Records from a data collection:

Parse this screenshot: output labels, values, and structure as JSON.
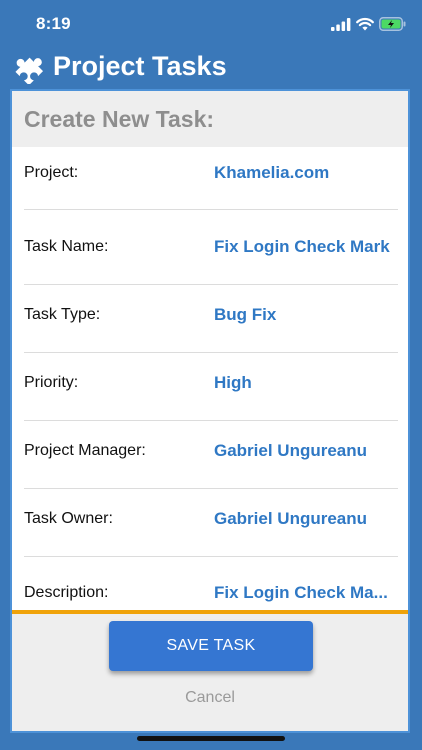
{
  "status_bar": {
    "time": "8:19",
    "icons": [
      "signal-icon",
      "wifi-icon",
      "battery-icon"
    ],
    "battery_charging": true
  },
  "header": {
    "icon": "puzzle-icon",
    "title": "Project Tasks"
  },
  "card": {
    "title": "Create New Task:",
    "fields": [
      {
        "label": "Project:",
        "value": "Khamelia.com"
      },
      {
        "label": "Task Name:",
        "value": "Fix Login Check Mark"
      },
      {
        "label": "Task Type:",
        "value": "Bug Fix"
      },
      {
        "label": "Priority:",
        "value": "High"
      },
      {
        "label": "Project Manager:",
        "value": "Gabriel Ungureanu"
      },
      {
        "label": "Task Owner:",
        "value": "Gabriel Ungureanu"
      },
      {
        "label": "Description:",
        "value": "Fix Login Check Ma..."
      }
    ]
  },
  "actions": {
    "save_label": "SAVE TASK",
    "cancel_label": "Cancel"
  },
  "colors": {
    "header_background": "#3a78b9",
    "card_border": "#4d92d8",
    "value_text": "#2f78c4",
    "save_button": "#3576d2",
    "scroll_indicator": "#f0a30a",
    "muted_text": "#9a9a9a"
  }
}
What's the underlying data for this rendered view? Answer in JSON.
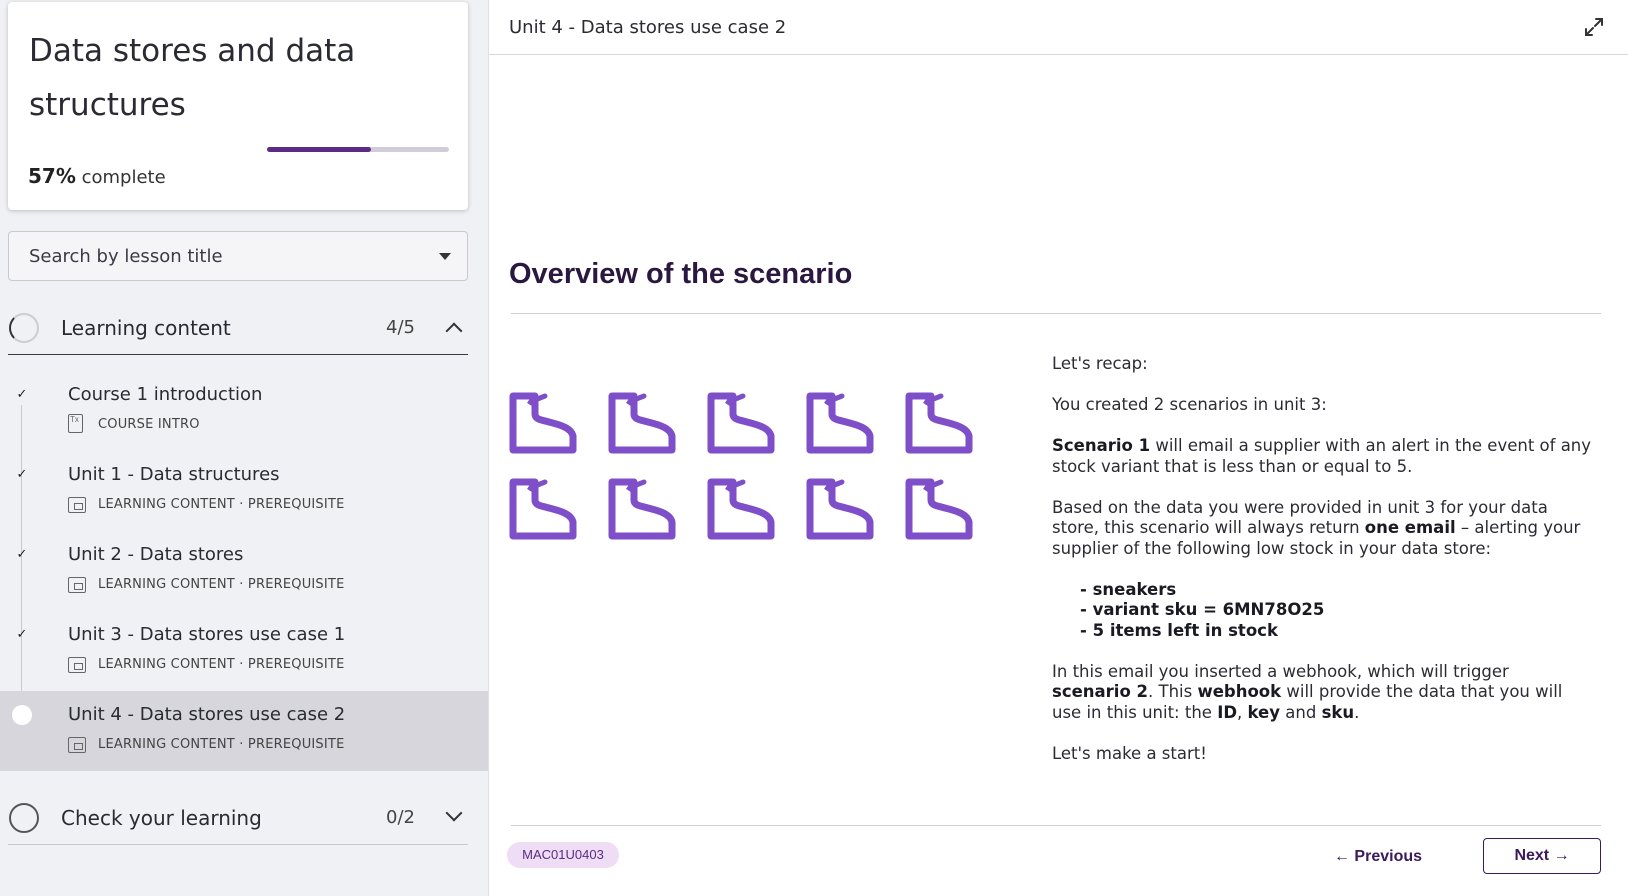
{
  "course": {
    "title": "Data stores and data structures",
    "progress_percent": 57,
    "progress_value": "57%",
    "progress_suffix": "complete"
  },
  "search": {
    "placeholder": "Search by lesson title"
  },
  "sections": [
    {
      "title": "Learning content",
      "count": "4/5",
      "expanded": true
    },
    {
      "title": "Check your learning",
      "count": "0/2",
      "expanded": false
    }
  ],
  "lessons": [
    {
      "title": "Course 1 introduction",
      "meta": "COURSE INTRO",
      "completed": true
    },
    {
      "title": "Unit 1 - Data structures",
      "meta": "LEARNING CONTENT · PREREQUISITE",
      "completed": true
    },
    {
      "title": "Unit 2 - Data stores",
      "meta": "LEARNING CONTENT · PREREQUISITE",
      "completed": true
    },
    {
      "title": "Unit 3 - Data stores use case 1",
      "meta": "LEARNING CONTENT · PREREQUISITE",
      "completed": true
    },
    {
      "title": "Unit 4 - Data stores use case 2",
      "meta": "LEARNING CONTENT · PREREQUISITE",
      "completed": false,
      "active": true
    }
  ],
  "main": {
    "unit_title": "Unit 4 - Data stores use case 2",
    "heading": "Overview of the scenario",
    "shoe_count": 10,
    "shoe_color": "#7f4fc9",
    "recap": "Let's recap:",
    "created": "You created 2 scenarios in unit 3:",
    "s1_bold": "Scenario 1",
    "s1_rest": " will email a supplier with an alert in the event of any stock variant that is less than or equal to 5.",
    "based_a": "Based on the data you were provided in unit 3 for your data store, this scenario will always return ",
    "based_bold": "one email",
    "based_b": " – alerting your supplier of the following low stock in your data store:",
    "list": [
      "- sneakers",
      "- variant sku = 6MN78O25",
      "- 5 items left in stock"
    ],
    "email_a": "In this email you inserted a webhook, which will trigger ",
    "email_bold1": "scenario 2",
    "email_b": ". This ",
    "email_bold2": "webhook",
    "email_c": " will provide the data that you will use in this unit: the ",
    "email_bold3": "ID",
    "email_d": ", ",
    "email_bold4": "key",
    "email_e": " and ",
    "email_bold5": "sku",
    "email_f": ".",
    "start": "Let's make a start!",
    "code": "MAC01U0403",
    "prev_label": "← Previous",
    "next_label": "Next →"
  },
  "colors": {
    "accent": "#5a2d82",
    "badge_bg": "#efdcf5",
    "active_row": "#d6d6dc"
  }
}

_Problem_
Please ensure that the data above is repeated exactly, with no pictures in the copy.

_Task output_
Parse this screenshot: output labels, values, and structure as JSON.
{
  "status_bar": {
    "time": "8:19",
    "icons": [
      "signal-icon",
      "wifi-icon",
      "battery-icon"
    ],
    "battery_charging": true
  },
  "header": {
    "icon": "puzzle-icon",
    "title": "Project Tasks"
  },
  "card": {
    "title": "Create New Task:",
    "fields": [
      {
        "label": "Project:",
        "value": "Khamelia.com"
      },
      {
        "label": "Task Name:",
        "value": "Fix Login Check Mark"
      },
      {
        "label": "Task Type:",
        "value": "Bug Fix"
      },
      {
        "label": "Priority:",
        "value": "High"
      },
      {
        "label": "Project Manager:",
        "value": "Gabriel Ungureanu"
      },
      {
        "label": "Task Owner:",
        "value": "Gabriel Ungureanu"
      },
      {
        "label": "Description:",
        "value": "Fix Login Check Ma..."
      }
    ]
  },
  "actions": {
    "save_label": "SAVE TASK",
    "cancel_label": "Cancel"
  },
  "colors": {
    "header_background": "#3a78b9",
    "card_border": "#4d92d8",
    "value_text": "#2f78c4",
    "save_button": "#3576d2",
    "scroll_indicator": "#f0a30a",
    "muted_text": "#9a9a9a"
  }
}
What's the underlying data for this rendered view? Answer in JSON.
{
  "course": {
    "title": "Data stores and data structures",
    "progress_percent": 57,
    "progress_value": "57%",
    "progress_suffix": "complete"
  },
  "search": {
    "placeholder": "Search by lesson title"
  },
  "sections": [
    {
      "title": "Learning content",
      "count": "4/5",
      "expanded": true
    },
    {
      "title": "Check your learning",
      "count": "0/2",
      "expanded": false
    }
  ],
  "lessons": [
    {
      "title": "Course 1 introduction",
      "meta": "COURSE INTRO",
      "completed": true
    },
    {
      "title": "Unit 1 - Data structures",
      "meta": "LEARNING CONTENT · PREREQUISITE",
      "completed": true
    },
    {
      "title": "Unit 2 - Data stores",
      "meta": "LEARNING CONTENT · PREREQUISITE",
      "completed": true
    },
    {
      "title": "Unit 3 - Data stores use case 1",
      "meta": "LEARNING CONTENT · PREREQUISITE",
      "completed": true
    },
    {
      "title": "Unit 4 - Data stores use case 2",
      "meta": "LEARNING CONTENT · PREREQUISITE",
      "completed": false,
      "active": true
    }
  ],
  "main": {
    "unit_title": "Unit 4 - Data stores use case 2",
    "heading": "Overview of the scenario",
    "shoe_count": 10,
    "shoe_color": "#7f4fc9",
    "recap": "Let's recap:",
    "created": "You created 2 scenarios in unit 3:",
    "s1_bold": "Scenario 1",
    "s1_rest": " will email a supplier with an alert in the event of any stock variant that is less than or equal to 5.",
    "based_a": "Based on the data you were provided in unit 3 for your data store, this scenario will always return ",
    "based_bold": "one email",
    "based_b": " – alerting your supplier of the following low stock in your data store:",
    "list": [
      "- sneakers",
      "- variant sku = 6MN78O25",
      "- 5 items left in stock"
    ],
    "email_a": "In this email you inserted a webhook, which will trigger ",
    "email_bold1": "scenario 2",
    "email_b": ". This ",
    "email_bold2": "webhook",
    "email_c": " will provide the data that you will use in this unit: the ",
    "email_bold3": "ID",
    "email_d": ", ",
    "email_bold4": "key",
    "email_e": " and ",
    "email_bold5": "sku",
    "email_f": ".",
    "start": "Let's make a start!",
    "code": "MAC01U0403",
    "prev_label": "← Previous",
    "next_label": "Next →"
  },
  "colors": {
    "accent": "#5a2d82",
    "badge_bg": "#efdcf5",
    "active_row": "#d6d6dc"
  }
}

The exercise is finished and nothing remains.